Each line below is to be set down again exactly.
=-=-=
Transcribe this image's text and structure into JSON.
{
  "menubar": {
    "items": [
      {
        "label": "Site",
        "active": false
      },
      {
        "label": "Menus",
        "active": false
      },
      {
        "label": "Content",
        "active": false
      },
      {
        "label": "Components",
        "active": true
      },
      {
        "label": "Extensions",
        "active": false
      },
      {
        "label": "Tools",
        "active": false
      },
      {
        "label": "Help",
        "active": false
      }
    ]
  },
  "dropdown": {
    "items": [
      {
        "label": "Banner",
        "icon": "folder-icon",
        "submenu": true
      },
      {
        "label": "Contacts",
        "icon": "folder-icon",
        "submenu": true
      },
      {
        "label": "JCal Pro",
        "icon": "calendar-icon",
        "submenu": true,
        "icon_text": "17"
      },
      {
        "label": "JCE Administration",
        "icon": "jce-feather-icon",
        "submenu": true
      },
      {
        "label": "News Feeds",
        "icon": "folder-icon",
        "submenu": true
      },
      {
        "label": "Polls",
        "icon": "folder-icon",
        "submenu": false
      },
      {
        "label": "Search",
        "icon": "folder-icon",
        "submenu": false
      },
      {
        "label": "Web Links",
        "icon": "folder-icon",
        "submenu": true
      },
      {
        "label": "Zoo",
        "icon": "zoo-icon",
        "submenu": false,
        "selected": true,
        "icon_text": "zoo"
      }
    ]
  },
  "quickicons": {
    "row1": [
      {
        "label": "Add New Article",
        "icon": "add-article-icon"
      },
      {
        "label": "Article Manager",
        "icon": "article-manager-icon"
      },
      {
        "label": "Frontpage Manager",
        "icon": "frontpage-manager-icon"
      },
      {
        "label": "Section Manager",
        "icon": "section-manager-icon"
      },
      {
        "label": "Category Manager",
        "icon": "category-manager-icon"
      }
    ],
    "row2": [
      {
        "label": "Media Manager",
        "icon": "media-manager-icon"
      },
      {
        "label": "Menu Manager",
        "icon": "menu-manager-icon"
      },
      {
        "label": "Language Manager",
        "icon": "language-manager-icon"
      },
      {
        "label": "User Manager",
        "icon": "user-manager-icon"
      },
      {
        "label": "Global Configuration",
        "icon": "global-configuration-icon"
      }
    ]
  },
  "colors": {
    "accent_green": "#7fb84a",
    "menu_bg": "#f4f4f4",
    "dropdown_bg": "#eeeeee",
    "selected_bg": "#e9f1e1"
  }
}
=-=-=
■ **Answer to the problem**:
Transcribe this image's text and structure into JSON.
{
  "menubar": {
    "items": [
      {
        "label": "Site",
        "active": false
      },
      {
        "label": "Menus",
        "active": false
      },
      {
        "label": "Content",
        "active": false
      },
      {
        "label": "Components",
        "active": true
      },
      {
        "label": "Extensions",
        "active": false
      },
      {
        "label": "Tools",
        "active": false
      },
      {
        "label": "Help",
        "active": false
      }
    ]
  },
  "dropdown": {
    "items": [
      {
        "label": "Banner",
        "icon": "folder-icon",
        "submenu": true
      },
      {
        "label": "Contacts",
        "icon": "folder-icon",
        "submenu": true
      },
      {
        "label": "JCal Pro",
        "icon": "calendar-icon",
        "submenu": true,
        "icon_text": "17"
      },
      {
        "label": "JCE Administration",
        "icon": "jce-feather-icon",
        "submenu": true
      },
      {
        "label": "News Feeds",
        "icon": "folder-icon",
        "submenu": true
      },
      {
        "label": "Polls",
        "icon": "folder-icon",
        "submenu": false
      },
      {
        "label": "Search",
        "icon": "folder-icon",
        "submenu": false
      },
      {
        "label": "Web Links",
        "icon": "folder-icon",
        "submenu": true
      },
      {
        "label": "Zoo",
        "icon": "zoo-icon",
        "submenu": false,
        "selected": true,
        "icon_text": "zoo"
      }
    ]
  },
  "quickicons": {
    "row1": [
      {
        "label": "Add New Article",
        "icon": "add-article-icon"
      },
      {
        "label": "Article Manager",
        "icon": "article-manager-icon"
      },
      {
        "label": "Frontpage Manager",
        "icon": "frontpage-manager-icon"
      },
      {
        "label": "Section Manager",
        "icon": "section-manager-icon"
      },
      {
        "label": "Category Manager",
        "icon": "category-manager-icon"
      }
    ],
    "row2": [
      {
        "label": "Media Manager",
        "icon": "media-manager-icon"
      },
      {
        "label": "Menu Manager",
        "icon": "menu-manager-icon"
      },
      {
        "label": "Language Manager",
        "icon": "language-manager-icon"
      },
      {
        "label": "User Manager",
        "icon": "user-manager-icon"
      },
      {
        "label": "Global Configuration",
        "icon": "global-configuration-icon"
      }
    ]
  },
  "colors": {
    "accent_green": "#7fb84a",
    "menu_bg": "#f4f4f4",
    "dropdown_bg": "#eeeeee",
    "selected_bg": "#e9f1e1"
  }
}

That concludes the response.